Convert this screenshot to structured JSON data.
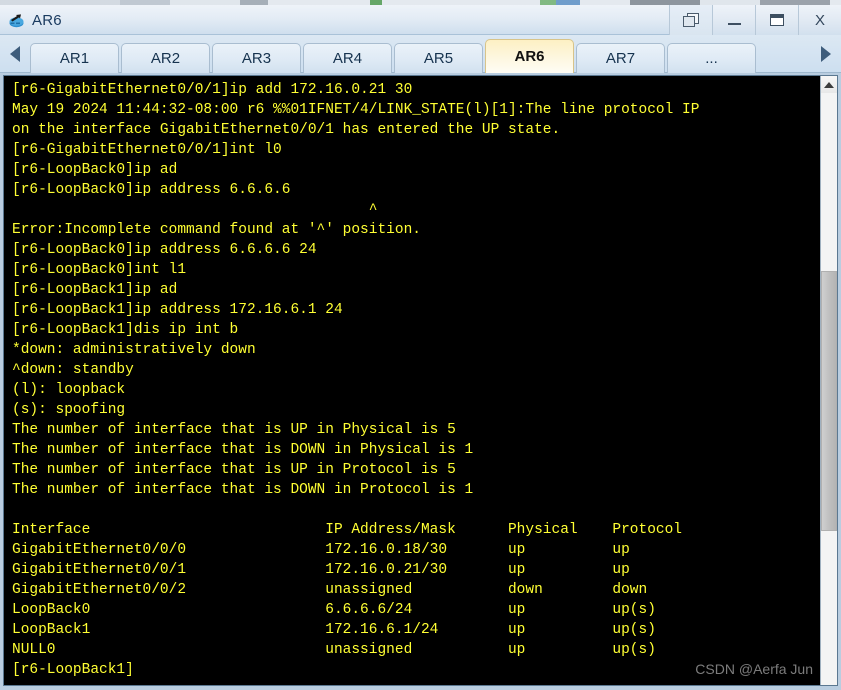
{
  "window": {
    "title": "AR6",
    "app_icon": "router-icon",
    "controls": [
      {
        "name": "restore-button",
        "label": "restore-icon"
      },
      {
        "name": "minimize-button",
        "label": "minimize-icon"
      },
      {
        "name": "maximize-button",
        "label": "maximize-icon"
      },
      {
        "name": "close-button",
        "label": "X"
      }
    ]
  },
  "tabbar": {
    "scroll_left": "◀",
    "scroll_right": "▶",
    "active_tab": "AR6",
    "tabs": [
      {
        "label": "AR1",
        "active": false
      },
      {
        "label": "AR2",
        "active": false
      },
      {
        "label": "AR3",
        "active": false
      },
      {
        "label": "AR4",
        "active": false
      },
      {
        "label": "AR5",
        "active": false
      },
      {
        "label": "AR6",
        "active": true
      },
      {
        "label": "AR7",
        "active": false
      },
      {
        "label": "...",
        "active": false
      }
    ]
  },
  "terminal": {
    "fg_color": "#ffff33",
    "bg_color": "#000000",
    "lines": [
      "[r6-GigabitEthernet0/0/1]ip add 172.16.0.21 30",
      "May 19 2024 11:44:32-08:00 r6 %%01IFNET/4/LINK_STATE(l)[1]:The line protocol IP",
      "on the interface GigabitEthernet0/0/1 has entered the UP state.",
      "[r6-GigabitEthernet0/0/1]int l0",
      "[r6-LoopBack0]ip ad",
      "[r6-LoopBack0]ip address 6.6.6.6",
      "                                         ^",
      "Error:Incomplete command found at '^' position.",
      "[r6-LoopBack0]ip address 6.6.6.6 24",
      "[r6-LoopBack0]int l1",
      "[r6-LoopBack1]ip ad",
      "[r6-LoopBack1]ip address 172.16.6.1 24",
      "[r6-LoopBack1]dis ip int b",
      "*down: administratively down",
      "^down: standby",
      "(l): loopback",
      "(s): spoofing",
      "The number of interface that is UP in Physical is 5",
      "The number of interface that is DOWN in Physical is 1",
      "The number of interface that is UP in Protocol is 5",
      "The number of interface that is DOWN in Protocol is 1",
      "",
      "Interface                           IP Address/Mask      Physical    Protocol",
      "GigabitEthernet0/0/0                172.16.0.18/30       up          up",
      "GigabitEthernet0/0/1                172.16.0.21/30       up          up",
      "GigabitEthernet0/0/2                unassigned           down        down",
      "LoopBack0                           6.6.6.6/24           up          up(s)",
      "LoopBack1                           172.16.6.1/24        up          up(s)",
      "NULL0                               unassigned           up          up(s)",
      "[r6-LoopBack1]"
    ],
    "interface_table": {
      "headers": [
        "Interface",
        "IP Address/Mask",
        "Physical",
        "Protocol"
      ],
      "rows": [
        [
          "GigabitEthernet0/0/0",
          "172.16.0.18/30",
          "up",
          "up"
        ],
        [
          "GigabitEthernet0/0/1",
          "172.16.0.21/30",
          "up",
          "up"
        ],
        [
          "GigabitEthernet0/0/2",
          "unassigned",
          "down",
          "down"
        ],
        [
          "LoopBack0",
          "6.6.6.6/24",
          "up",
          "up(s)"
        ],
        [
          "LoopBack1",
          "172.16.6.1/24",
          "up",
          "up(s)"
        ],
        [
          "NULL0",
          "unassigned",
          "up",
          "up(s)"
        ]
      ]
    },
    "prompt": "[r6-LoopBack1]"
  },
  "scrollbar": {
    "up_arrow": "▲"
  },
  "watermark": {
    "text": "CSDN @Aerfa Jun"
  }
}
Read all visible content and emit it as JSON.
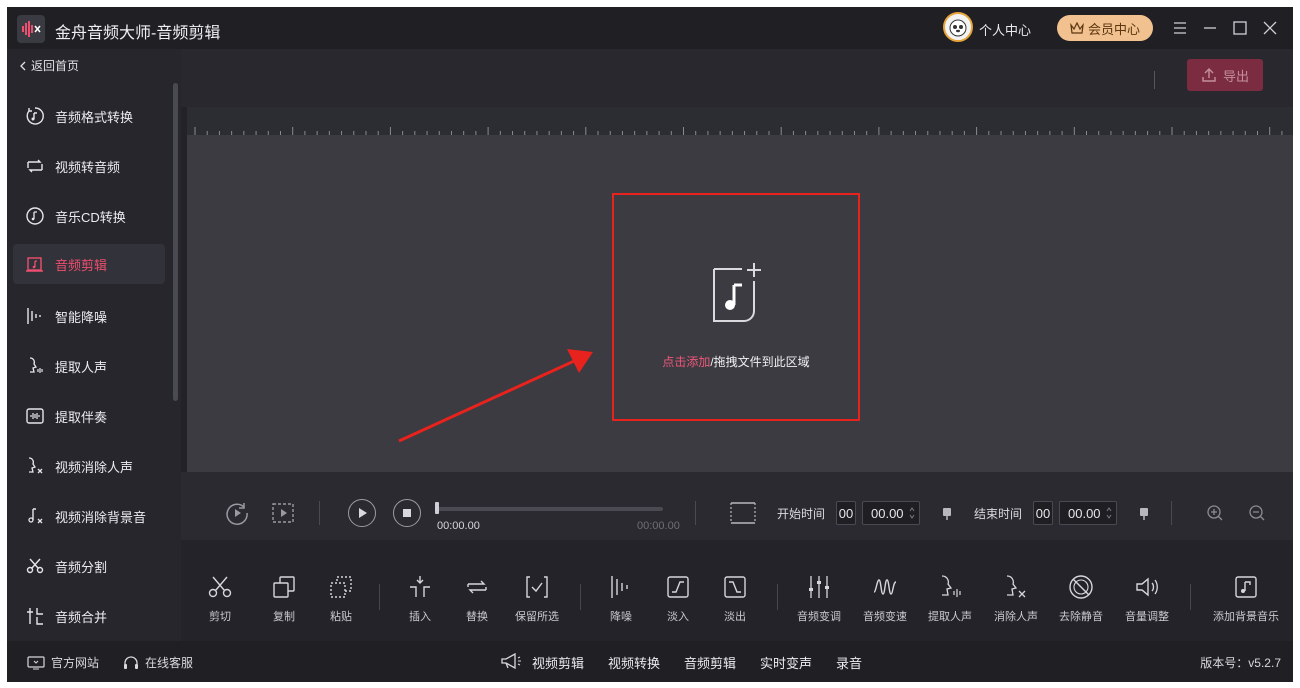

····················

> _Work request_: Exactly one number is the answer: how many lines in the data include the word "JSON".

> _Problem solution_: 2